Objectives: Health administrative data are frequently used for diabetes surveillance. We aimed to determine the sensitivity and specificity of a commonly-used diabetes case definition (two physician claims or one hospital discharge abstract record within a two-year period) and their potential effect on prevalence estimation.
Methods: Following Preferred Reporting Items for Systematic Reviews and Meta-Analyses (PRISMA) guidelines, we searched Medline (from 1950) and Embase (from 1980) databases for validation studies through August 2012 (keywords: "diabetes mellitus"; "administrative databases"; "validation studies"). Reviewers abstracted data with standardized forms and assessed quality using Quality Assessment of Diagnostic Accuracy Studies (QUADAS) criteria. A generalized linear model approach to random-effects bivariate regression meta-analysis was used to pool sensitivity and specificity estimates. We applied correction factors derived from pooled sensitivity and specificity estimates to prevalence estimates from national surveillance reports and projected prevalence estimates over 10 years (to 2018).
Results: The search strategy identified 1423 abstracts among which 11 studies were deemed relevant and reviewed; 6 of these reported sensitivity and specificity allowing pooling in a meta-analysis. Compared to surveys or medical records, sensitivity was 82.3% (95%CI 75.8, 87.4) and specificity was 97.9% (95%CI 96.5, 98.8). The diabetes case definition underestimated prevalence when it was ≤10.6% and overestimated prevalence otherwise.
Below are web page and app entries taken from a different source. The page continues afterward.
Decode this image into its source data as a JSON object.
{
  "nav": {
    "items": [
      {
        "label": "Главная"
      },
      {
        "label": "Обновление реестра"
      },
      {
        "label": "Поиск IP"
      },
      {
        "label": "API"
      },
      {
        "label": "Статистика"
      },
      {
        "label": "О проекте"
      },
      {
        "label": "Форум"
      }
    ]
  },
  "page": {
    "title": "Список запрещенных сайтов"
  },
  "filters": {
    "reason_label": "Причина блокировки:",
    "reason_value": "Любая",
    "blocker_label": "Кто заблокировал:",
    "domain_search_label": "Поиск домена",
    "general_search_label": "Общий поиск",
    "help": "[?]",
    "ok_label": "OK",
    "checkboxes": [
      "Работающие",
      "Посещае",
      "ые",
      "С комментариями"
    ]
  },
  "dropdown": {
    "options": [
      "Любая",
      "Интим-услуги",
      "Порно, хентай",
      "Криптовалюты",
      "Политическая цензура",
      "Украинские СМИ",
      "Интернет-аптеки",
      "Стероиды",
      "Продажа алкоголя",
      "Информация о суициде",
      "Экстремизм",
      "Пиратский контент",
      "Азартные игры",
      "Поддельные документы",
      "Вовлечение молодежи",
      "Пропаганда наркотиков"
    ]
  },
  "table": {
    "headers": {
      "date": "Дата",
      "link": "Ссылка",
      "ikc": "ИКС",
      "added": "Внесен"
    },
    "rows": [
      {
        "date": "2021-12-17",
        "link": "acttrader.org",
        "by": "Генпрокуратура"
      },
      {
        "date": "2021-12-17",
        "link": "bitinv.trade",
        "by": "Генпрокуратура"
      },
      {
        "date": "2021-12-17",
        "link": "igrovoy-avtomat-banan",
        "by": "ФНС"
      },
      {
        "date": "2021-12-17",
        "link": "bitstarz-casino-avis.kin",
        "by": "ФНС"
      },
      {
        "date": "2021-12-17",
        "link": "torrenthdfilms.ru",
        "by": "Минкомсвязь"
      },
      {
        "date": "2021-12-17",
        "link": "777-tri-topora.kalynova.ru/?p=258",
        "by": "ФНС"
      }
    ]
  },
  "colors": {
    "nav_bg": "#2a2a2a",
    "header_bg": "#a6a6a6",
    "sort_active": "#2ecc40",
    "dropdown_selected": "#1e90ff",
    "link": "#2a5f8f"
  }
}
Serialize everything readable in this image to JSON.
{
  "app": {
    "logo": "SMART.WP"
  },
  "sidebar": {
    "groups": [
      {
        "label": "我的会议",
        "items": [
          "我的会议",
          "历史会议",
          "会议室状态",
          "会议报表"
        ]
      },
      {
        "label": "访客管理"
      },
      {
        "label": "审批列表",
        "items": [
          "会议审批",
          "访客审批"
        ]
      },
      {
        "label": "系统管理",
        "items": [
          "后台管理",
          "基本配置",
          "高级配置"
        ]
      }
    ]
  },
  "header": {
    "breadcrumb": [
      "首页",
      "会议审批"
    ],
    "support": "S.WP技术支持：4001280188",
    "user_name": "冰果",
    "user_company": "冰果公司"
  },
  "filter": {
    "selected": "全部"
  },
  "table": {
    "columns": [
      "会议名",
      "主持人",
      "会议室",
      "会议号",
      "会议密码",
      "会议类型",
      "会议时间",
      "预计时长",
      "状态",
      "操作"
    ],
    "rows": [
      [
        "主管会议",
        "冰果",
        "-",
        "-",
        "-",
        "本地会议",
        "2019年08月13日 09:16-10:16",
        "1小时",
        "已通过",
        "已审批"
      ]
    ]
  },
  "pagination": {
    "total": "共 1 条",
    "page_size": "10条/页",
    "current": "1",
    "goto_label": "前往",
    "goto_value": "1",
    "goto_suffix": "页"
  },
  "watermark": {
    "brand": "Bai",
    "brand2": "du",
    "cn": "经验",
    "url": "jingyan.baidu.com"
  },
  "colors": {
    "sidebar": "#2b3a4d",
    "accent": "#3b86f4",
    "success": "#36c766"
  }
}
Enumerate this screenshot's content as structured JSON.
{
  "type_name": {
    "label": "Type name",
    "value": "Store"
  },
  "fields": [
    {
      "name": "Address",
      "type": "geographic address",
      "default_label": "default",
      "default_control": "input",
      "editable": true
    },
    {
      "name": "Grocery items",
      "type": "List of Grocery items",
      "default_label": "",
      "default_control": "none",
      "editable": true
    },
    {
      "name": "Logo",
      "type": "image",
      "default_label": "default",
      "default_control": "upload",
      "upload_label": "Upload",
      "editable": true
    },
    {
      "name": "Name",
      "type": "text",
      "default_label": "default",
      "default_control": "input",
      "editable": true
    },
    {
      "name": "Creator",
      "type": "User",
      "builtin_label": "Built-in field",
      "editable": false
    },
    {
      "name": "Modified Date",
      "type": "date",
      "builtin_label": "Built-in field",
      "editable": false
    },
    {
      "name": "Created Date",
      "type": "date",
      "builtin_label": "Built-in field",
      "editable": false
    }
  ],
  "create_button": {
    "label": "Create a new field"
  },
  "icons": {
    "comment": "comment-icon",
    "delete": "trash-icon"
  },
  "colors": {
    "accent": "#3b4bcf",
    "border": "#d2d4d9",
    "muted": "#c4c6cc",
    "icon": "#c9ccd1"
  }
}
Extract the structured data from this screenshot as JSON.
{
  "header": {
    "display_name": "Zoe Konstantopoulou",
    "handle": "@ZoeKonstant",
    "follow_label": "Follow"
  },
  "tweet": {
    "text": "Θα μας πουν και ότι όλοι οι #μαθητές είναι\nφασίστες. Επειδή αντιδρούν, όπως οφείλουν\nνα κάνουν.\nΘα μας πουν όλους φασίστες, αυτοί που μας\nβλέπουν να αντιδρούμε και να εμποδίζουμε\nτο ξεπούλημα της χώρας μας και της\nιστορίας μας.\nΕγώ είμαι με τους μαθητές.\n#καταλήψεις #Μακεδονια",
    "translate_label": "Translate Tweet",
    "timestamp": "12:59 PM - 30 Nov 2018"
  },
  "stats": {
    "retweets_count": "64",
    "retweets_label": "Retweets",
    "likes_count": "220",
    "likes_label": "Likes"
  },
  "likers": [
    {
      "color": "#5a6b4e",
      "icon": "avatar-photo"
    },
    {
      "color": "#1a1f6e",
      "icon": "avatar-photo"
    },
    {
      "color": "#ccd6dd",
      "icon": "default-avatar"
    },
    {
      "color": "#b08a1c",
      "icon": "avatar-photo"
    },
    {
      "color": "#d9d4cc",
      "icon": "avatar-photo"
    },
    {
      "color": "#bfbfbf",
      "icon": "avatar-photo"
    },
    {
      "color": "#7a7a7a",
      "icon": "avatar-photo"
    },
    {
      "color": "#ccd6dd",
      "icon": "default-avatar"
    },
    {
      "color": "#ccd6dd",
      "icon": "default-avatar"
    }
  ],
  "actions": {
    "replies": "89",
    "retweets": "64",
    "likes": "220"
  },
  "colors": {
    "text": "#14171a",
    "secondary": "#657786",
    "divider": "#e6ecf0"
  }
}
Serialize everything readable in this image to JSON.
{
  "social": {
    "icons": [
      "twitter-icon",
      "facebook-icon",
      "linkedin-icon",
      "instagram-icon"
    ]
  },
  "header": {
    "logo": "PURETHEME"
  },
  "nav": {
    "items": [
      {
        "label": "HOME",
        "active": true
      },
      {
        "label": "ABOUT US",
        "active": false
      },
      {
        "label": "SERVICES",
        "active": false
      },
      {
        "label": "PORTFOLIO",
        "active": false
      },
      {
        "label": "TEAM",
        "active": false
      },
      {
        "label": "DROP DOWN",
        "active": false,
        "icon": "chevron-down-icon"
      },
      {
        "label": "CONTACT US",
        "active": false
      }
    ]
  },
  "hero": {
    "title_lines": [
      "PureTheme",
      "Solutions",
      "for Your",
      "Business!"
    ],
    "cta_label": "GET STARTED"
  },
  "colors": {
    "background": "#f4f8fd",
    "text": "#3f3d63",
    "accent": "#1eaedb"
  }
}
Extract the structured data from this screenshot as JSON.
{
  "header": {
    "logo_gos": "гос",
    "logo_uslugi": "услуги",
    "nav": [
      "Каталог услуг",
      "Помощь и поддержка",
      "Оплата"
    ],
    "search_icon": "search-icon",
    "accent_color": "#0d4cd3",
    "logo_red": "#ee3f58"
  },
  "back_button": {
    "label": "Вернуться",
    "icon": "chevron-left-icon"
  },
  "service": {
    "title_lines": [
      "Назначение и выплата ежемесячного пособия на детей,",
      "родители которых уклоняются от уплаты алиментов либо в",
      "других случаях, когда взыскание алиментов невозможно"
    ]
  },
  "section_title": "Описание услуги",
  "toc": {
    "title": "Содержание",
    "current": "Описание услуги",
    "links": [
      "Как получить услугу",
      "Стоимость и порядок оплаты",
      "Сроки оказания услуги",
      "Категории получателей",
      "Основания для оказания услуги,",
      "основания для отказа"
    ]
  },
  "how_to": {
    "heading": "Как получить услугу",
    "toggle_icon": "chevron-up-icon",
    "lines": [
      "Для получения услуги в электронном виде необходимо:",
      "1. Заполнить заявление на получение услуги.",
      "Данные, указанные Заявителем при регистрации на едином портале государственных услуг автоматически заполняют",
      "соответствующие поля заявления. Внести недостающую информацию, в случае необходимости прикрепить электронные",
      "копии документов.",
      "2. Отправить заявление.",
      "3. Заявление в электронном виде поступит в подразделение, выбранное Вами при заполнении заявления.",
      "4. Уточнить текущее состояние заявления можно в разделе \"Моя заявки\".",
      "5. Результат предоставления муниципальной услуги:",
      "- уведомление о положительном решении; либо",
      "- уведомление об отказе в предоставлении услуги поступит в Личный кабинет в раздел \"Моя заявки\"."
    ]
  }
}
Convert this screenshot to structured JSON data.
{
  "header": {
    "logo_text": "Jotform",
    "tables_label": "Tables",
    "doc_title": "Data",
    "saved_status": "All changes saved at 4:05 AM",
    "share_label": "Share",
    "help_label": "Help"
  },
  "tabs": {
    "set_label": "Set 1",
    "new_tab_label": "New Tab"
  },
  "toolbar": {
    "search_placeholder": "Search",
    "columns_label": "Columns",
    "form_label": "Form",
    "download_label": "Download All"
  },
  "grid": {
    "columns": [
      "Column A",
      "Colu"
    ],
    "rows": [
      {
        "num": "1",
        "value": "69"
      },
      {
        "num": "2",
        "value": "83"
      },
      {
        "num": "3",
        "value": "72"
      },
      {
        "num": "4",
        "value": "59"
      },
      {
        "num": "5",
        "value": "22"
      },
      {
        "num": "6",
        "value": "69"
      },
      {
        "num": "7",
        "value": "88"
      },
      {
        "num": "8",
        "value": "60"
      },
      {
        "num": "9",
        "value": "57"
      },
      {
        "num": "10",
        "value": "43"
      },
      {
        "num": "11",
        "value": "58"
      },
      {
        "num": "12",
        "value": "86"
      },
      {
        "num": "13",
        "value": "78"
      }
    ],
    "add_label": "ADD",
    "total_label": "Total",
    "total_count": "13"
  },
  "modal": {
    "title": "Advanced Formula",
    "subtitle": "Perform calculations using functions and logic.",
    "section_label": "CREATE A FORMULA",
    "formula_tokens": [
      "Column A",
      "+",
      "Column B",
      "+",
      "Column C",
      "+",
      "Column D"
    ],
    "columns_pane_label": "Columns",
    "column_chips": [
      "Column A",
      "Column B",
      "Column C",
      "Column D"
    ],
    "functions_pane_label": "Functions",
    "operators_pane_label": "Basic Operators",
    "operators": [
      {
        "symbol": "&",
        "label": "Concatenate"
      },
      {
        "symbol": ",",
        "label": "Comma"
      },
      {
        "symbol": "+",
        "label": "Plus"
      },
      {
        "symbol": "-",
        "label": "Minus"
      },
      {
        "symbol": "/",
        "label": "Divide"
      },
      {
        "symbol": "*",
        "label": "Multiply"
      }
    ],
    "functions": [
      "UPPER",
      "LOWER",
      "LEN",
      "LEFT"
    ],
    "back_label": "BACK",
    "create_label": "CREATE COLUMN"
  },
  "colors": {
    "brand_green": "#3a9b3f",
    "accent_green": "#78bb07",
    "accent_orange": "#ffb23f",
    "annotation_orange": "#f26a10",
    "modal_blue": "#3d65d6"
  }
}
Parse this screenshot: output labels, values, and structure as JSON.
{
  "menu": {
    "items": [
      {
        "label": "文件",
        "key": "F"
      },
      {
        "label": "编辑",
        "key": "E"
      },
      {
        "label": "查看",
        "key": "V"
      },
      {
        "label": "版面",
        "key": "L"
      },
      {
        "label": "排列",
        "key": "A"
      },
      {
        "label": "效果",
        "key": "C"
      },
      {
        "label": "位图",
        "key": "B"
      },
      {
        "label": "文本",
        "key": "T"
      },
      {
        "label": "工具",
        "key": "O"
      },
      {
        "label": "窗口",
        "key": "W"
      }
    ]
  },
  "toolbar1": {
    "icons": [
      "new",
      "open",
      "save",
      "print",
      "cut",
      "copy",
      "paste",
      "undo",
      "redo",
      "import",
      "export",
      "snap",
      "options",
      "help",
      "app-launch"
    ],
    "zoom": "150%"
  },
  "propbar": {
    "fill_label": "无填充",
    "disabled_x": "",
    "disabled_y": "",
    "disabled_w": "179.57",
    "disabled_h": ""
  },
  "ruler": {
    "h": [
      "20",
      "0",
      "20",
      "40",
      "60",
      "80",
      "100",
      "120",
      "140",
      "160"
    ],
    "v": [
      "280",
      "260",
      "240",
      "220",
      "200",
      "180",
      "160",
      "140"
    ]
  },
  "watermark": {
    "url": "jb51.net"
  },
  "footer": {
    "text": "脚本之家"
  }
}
Conclusion: The diabetes case definition examined misses up to one fifth of diabetes cases and wrongly identifies diabetes in approximately 2% of the population. This may be sufficiently sensitive and specific for surveillance purposes, in particular monitoring prevalence trends. Applying correction factors to adjust prevalence estimates from this definition may be helpful to increase accuracy of estimates.